[Dataset rows for apps and sites]
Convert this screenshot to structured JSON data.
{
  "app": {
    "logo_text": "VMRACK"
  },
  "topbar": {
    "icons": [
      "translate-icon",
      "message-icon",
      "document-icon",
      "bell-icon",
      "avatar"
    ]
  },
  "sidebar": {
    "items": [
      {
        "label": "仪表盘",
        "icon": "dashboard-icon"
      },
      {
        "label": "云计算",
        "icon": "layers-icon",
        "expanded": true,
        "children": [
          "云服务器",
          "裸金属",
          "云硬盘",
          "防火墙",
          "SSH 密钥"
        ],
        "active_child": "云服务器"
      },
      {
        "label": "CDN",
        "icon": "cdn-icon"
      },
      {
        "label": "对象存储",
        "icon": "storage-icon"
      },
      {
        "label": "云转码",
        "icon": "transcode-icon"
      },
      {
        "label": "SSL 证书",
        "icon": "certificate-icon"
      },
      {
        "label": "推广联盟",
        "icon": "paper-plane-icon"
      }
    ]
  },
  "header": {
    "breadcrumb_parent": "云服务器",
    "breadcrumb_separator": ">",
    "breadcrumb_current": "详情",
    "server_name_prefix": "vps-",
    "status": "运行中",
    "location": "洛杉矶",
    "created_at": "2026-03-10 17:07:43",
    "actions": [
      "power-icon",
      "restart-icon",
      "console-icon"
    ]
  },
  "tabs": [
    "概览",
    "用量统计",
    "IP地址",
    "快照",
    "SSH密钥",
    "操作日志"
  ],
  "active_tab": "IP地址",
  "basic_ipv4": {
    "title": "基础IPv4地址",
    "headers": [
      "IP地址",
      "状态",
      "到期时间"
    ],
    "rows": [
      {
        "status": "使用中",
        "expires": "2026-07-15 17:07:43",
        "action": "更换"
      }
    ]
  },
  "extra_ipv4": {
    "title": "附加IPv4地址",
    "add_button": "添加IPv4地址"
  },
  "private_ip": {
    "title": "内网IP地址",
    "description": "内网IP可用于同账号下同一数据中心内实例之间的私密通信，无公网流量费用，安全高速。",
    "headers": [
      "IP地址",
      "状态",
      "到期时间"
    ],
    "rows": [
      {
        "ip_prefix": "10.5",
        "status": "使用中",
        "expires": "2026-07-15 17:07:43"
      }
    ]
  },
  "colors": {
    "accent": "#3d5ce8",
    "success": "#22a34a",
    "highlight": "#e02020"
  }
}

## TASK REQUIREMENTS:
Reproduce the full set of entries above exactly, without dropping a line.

## EXERCISE SOLUTION:
Convert this screenshot to structured JSON data.
{
  "app": {
    "logo_text": "VMRACK"
  },
  "topbar": {
    "icons": [
      "translate-icon",
      "message-icon",
      "document-icon",
      "bell-icon",
      "avatar"
    ]
  },
  "sidebar": {
    "items": [
      {
        "label": "仪表盘",
        "icon": "dashboard-icon"
      },
      {
        "label": "云计算",
        "icon": "layers-icon",
        "expanded": true,
        "children": [
          "云服务器",
          "裸金属",
          "云硬盘",
          "防火墙",
          "SSH 密钥"
        ],
        "active_child": "云服务器"
      },
      {
        "label": "CDN",
        "icon": "cdn-icon"
      },
      {
        "label": "对象存储",
        "icon": "storage-icon"
      },
      {
        "label": "云转码",
        "icon": "transcode-icon"
      },
      {
        "label": "SSL 证书",
        "icon": "certificate-icon"
      },
      {
        "label": "推广联盟",
        "icon": "paper-plane-icon"
      }
    ]
  },
  "header": {
    "breadcrumb_parent": "云服务器",
    "breadcrumb_separator": ">",
    "breadcrumb_current": "详情",
    "server_name_prefix": "vps-",
    "status": "运行中",
    "location": "洛杉矶",
    "created_at": "2026-03-10 17:07:43",
    "actions": [
      "power-icon",
      "restart-icon",
      "console-icon"
    ]
  },
  "tabs": [
    "概览",
    "用量统计",
    "IP地址",
    "快照",
    "SSH密钥",
    "操作日志"
  ],
  "active_tab": "IP地址",
  "basic_ipv4": {
    "title": "基础IPv4地址",
    "headers": [
      "IP地址",
      "状态",
      "到期时间"
    ],
    "rows": [
      {
        "status": "使用中",
        "expires": "2026-07-15 17:07:43",
        "action": "更换"
      }
    ]
  },
  "extra_ipv4": {
    "title": "附加IPv4地址",
    "add_button": "添加IPv4地址"
  },
  "private_ip": {
    "title": "内网IP地址",
    "description": "内网IP可用于同账号下同一数据中心内实例之间的私密通信，无公网流量费用，安全高速。",
    "headers": [
      "IP地址",
      "状态",
      "到期时间"
    ],
    "rows": [
      {
        "ip_prefix": "10.5",
        "status": "使用中",
        "expires": "2026-07-15 17:07:43"
      }
    ]
  },
  "colors": {
    "accent": "#3d5ce8",
    "success": "#22a34a",
    "highlight": "#e02020"
  }
}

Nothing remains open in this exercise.